=== Begin Enclosure ===

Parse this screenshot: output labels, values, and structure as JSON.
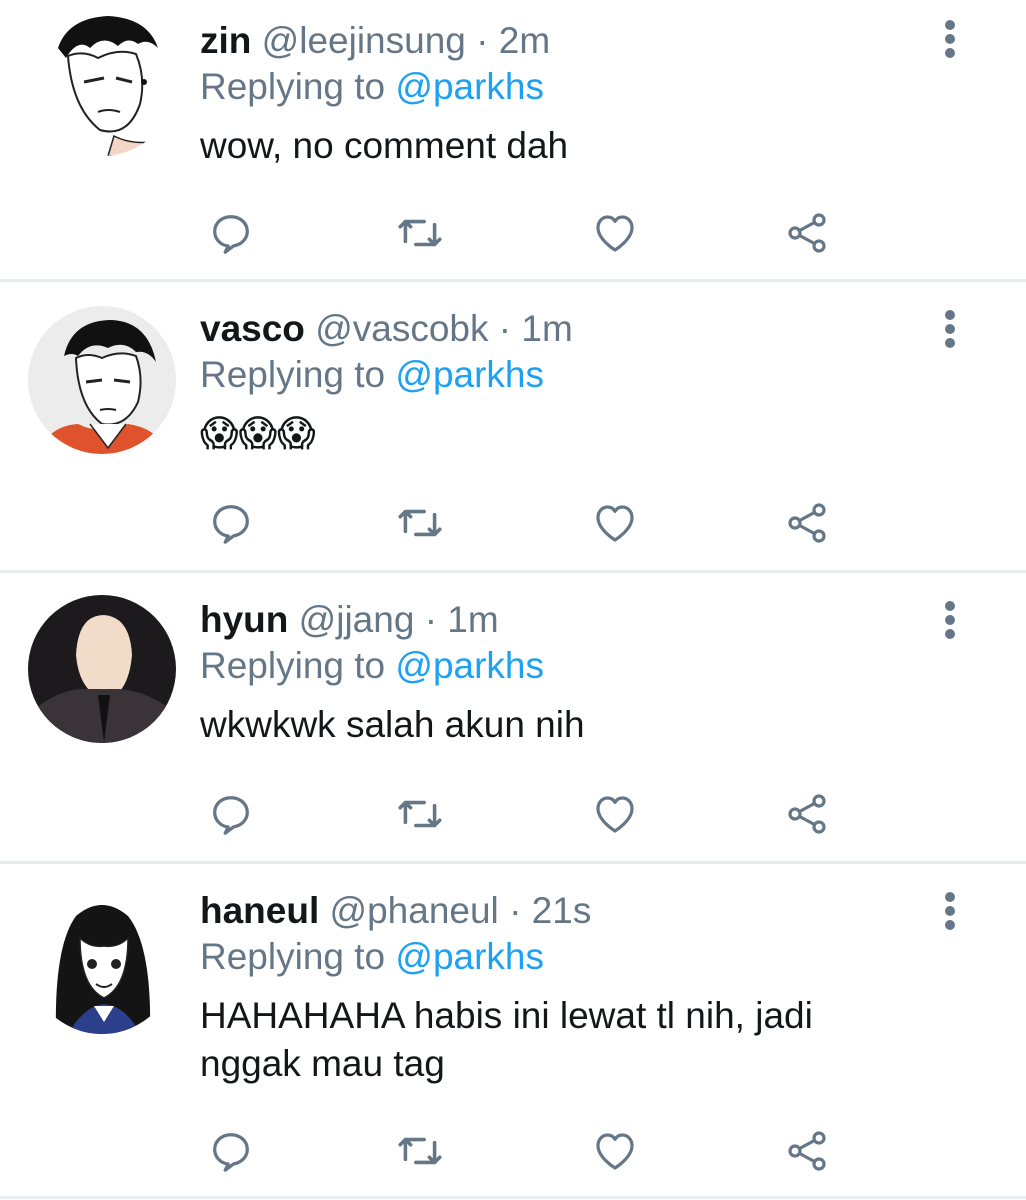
{
  "tweets": [
    {
      "name": "zin",
      "handle": "@leejinsung",
      "separator": "·",
      "time": "2m",
      "replying_label": "Replying to",
      "replying_to": "@parkhs",
      "text": "wow, no comment dah"
    },
    {
      "name": "vasco",
      "handle": "@vascobk",
      "separator": "·",
      "time": "1m",
      "replying_label": "Replying to",
      "replying_to": "@parkhs",
      "text": "😱😱😱"
    },
    {
      "name": "hyun",
      "handle": "@jjang",
      "separator": "·",
      "time": "1m",
      "replying_label": "Replying to",
      "replying_to": "@parkhs",
      "text": "wkwkwk salah akun nih"
    },
    {
      "name": "haneul",
      "handle": "@phaneul",
      "separator": "·",
      "time": "21s",
      "replying_label": "Replying to",
      "replying_to": "@parkhs",
      "text": "HAHAHAHA habis ini lewat tl nih, jadi nggak mau tag"
    }
  ],
  "icons": {
    "reply": "reply-icon",
    "retweet": "retweet-icon",
    "like": "heart-icon",
    "share": "share-icon",
    "more": "more-vertical-icon"
  },
  "colors": {
    "text": "#14171a",
    "secondary": "#657786",
    "link": "#1da1f2",
    "icon": "#657786",
    "divider": "#e6ecf0"
  }
}
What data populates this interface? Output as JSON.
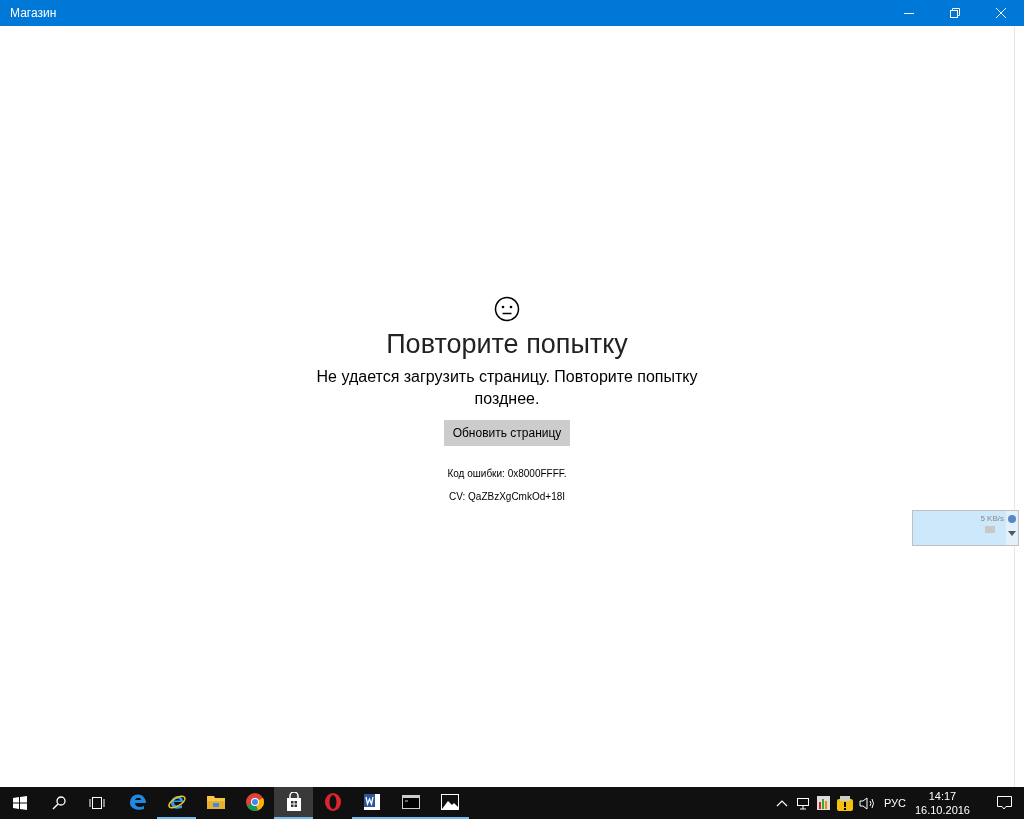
{
  "window": {
    "title": "Магазин"
  },
  "error": {
    "heading": "Повторите попытку",
    "message": "Не удается загрузить страницу. Повторите попытку позднее.",
    "button": "Обновить страницу",
    "code": "Код ошибки: 0x8000FFFF.",
    "cv": "CV: QaZBzXgCmkOd+18I"
  },
  "speed_widget": {
    "reading": "5 KB/s"
  },
  "taskbar": {
    "apps": [
      {
        "kind": "edge",
        "running": false,
        "selected": false
      },
      {
        "kind": "ie",
        "running": true,
        "selected": false
      },
      {
        "kind": "folder",
        "running": false,
        "selected": false
      },
      {
        "kind": "chrome",
        "running": false,
        "selected": false
      },
      {
        "kind": "store",
        "running": true,
        "selected": true
      },
      {
        "kind": "opera",
        "running": false,
        "selected": false
      },
      {
        "kind": "word",
        "running": true,
        "selected": false
      },
      {
        "kind": "console",
        "running": true,
        "selected": false
      },
      {
        "kind": "photos",
        "running": true,
        "selected": false
      }
    ],
    "language": "РУС",
    "time": "14:17",
    "date": "16.10.2016"
  }
}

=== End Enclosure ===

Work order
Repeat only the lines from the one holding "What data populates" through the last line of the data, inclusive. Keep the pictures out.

Expected output
What data populates this interface? Output as JSON.
{
  "window": {
    "title": "Магазин"
  },
  "error": {
    "heading": "Повторите попытку",
    "message": "Не удается загрузить страницу. Повторите попытку позднее.",
    "button": "Обновить страницу",
    "code": "Код ошибки: 0x8000FFFF.",
    "cv": "CV: QaZBzXgCmkOd+18I"
  },
  "speed_widget": {
    "reading": "5 KB/s"
  },
  "taskbar": {
    "apps": [
      {
        "kind": "edge",
        "running": false,
        "selected": false
      },
      {
        "kind": "ie",
        "running": true,
        "selected": false
      },
      {
        "kind": "folder",
        "running": false,
        "selected": false
      },
      {
        "kind": "chrome",
        "running": false,
        "selected": false
      },
      {
        "kind": "store",
        "running": true,
        "selected": true
      },
      {
        "kind": "opera",
        "running": false,
        "selected": false
      },
      {
        "kind": "word",
        "running": true,
        "selected": false
      },
      {
        "kind": "console",
        "running": true,
        "selected": false
      },
      {
        "kind": "photos",
        "running": true,
        "selected": false
      }
    ],
    "language": "РУС",
    "time": "14:17",
    "date": "16.10.2016"
  }
}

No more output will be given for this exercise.